Mack Contract Halts Company’s Attempt to Move Work, Kills Two Tier
Often it’s difficult to assess a company’s true intentions when negotiations begin. In the latest round of bargaining at Mack Trucks, local negotiators couldn’t figure out why the company wanted to eliminate a provision in the contract that prevented it from opening a new plant without the agreement of the UAW.
They asked the company pointed questions about its reasons because they knew the heavy truck market didn’t justify opening a new plant.
“They couldn’t answer any of our questions about why they wanted it,” said Ed Balukas, chairman of the UAW Mack National Negotiating Committee and the president of Local 677 in Macungie, Pennsylvania.
While local negotiators were not getting answers, information requests made by the International at the direction of Vice President Norwood Jewell, director of the UAW Heavy Trucks Department, and by Region 9 Director Terry Dittes and Region 8 Director Ray Curry, revealed the company’s true intentions: It wanted to eventually build a new plant on the West Coast, with the very real possibility of threatening job security in Macungie and elsewhere.

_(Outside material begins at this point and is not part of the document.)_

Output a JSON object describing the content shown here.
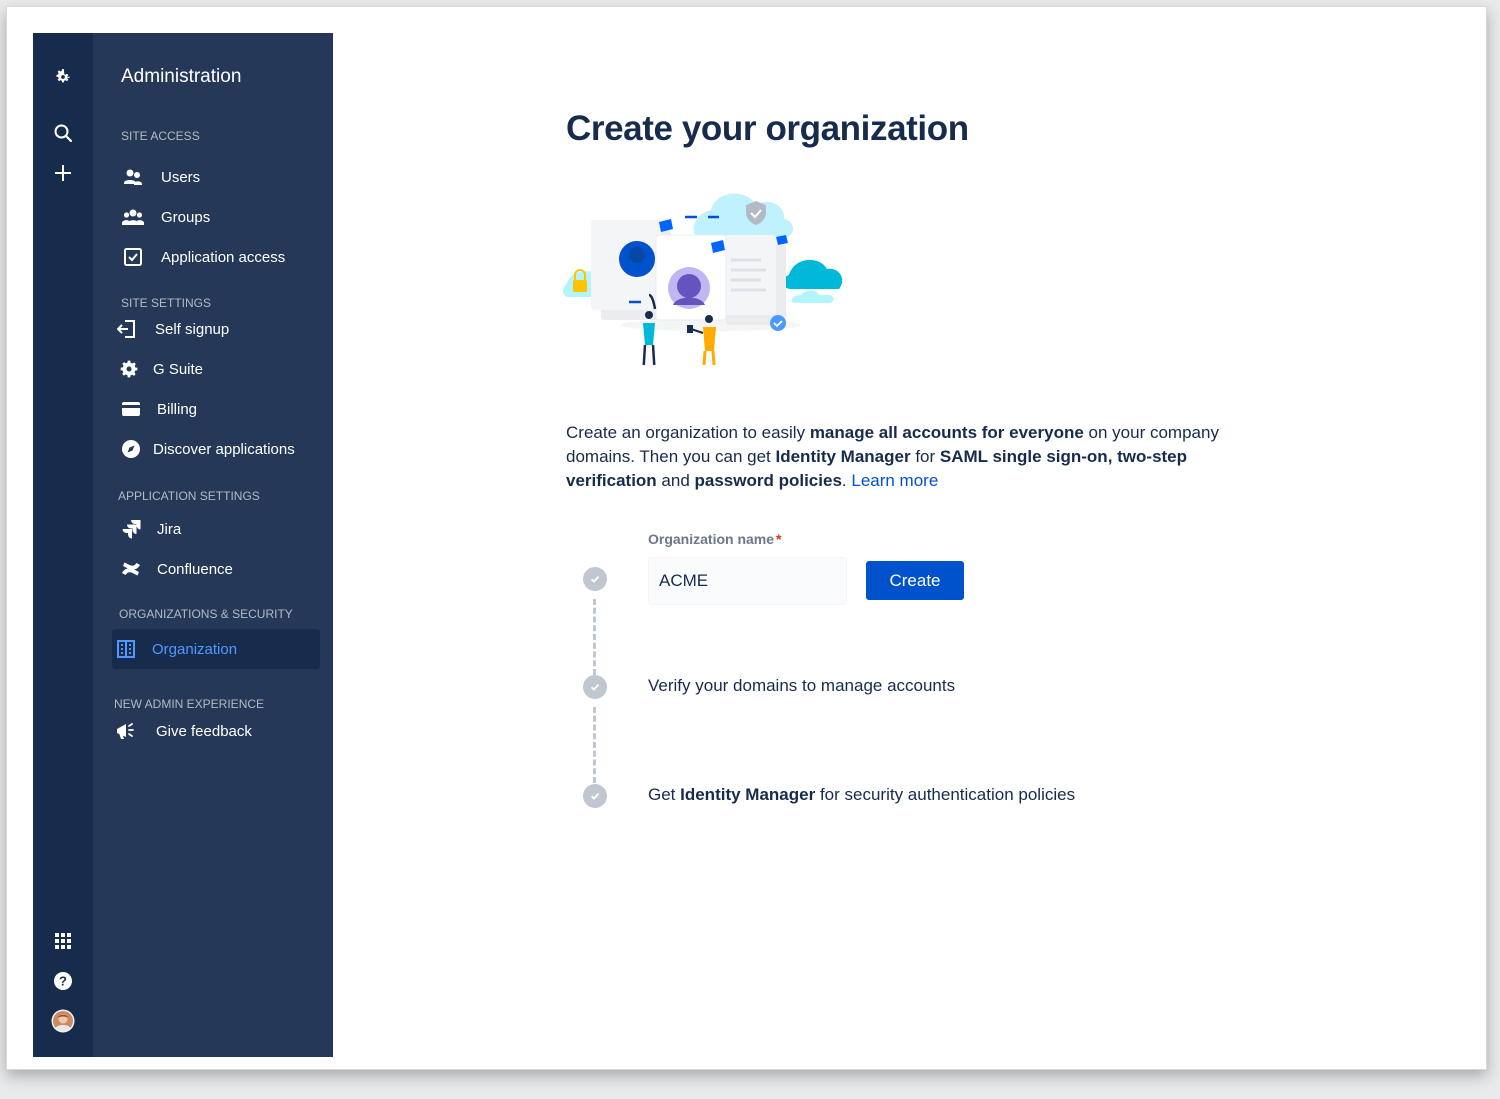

“The three of them were critical in it from the beginning,” said Balukas, who noted that the provision requiring the UAW’s approval on a new plant was an open question until the last day of negotiations. “Their help was critical in maintaining our job security.”
Members approved the three-year master contract, along with local agreements, in October. Members maintained their job security, eliminated the second-tier wage schedule, negotiated wage and pension increases, won a $2,000 lump sum for active members and yearly lump-sum increases for retirees, as well as improved the health and safety and health care language in the contract.
“They came after everything from health care to job security,” Balukas said.
They didn’t get it, thanks to a bargaining committee that was focused on moving forward, he said. The negotiations covered a master contract covering all Mack workers and separate agreements for three units of Local 677 in Pennsylvania, Local 2301 (Baltimore), Local 2420 (Jacksonville, Florida), and Local 1247 and Local 171 (Hagerstown, Maryland).
Dave Kotze, a Local 677 member who has been with Mack since 1971 and works in final repair, has been through many battles with the company. When members saw the company’s initial proposals, “We saw our futures being dangled in the process.”
He said he thought the two sides were headed for a confrontation, much like the bitter confrontations the union had with the company in the 1980s. They wanted to hold onto the job security language at all costs, said Kotze, who would have been a strike captain had one been called.
“I thought we were headed there,” he said. “They were going at us on some key issues that we held close to the heart.”
Giving members in the second pay tier a definite path to reach full tier-one pay was one of the biggest achievements of this set of negotiations.
Steve Marzen, the bargaining chairman for Local 677, said giving members in the second pay tier a definite path to reach full tier-one pay was one of the biggest achievements of this set of negotiations. Under the old system, second-tier members only advanced to tier one through attrition. Due to the current business conditions in the industry, many members would not have reached tier-one pay without the new language.
“As long as they are working, they are going to be one day closer to tier one,” Marzen said.
“We hope that we can show them that the union is for everybody,” added Kotze.
Members also felt that maintaining health care with modest contributions on their part was a selling point, Marzen said.
“In today’s world, that is a feat in and of itself,” he added. “No matter what company or organization you are with, everybody is after health care.”
Vice President Jewell thanked the bargaining committees for their work in crafting a solid contract.
“The bargaining committees fought hard to make exceptional gains for Mack workers,” said Jewell. “We’re especially proud of how they were able to eliminate the second-tier pay schedule in this contract.”
Dittes, the director of UAW Region 9 which includes Pennsylvania, said, “Job security at Mack was in question, but the committee held fast to its previously negotiated contract language. As a result, strong job protections remain in place.”
“This agreement moves Mack workers forward and keeps the company globally competitive,” said Curry, whose region covers the Mid-Atlantic and South. “Hard work by the bargaining committee and strong backing from the members brought us a solid contract.”
Other users read these articles next...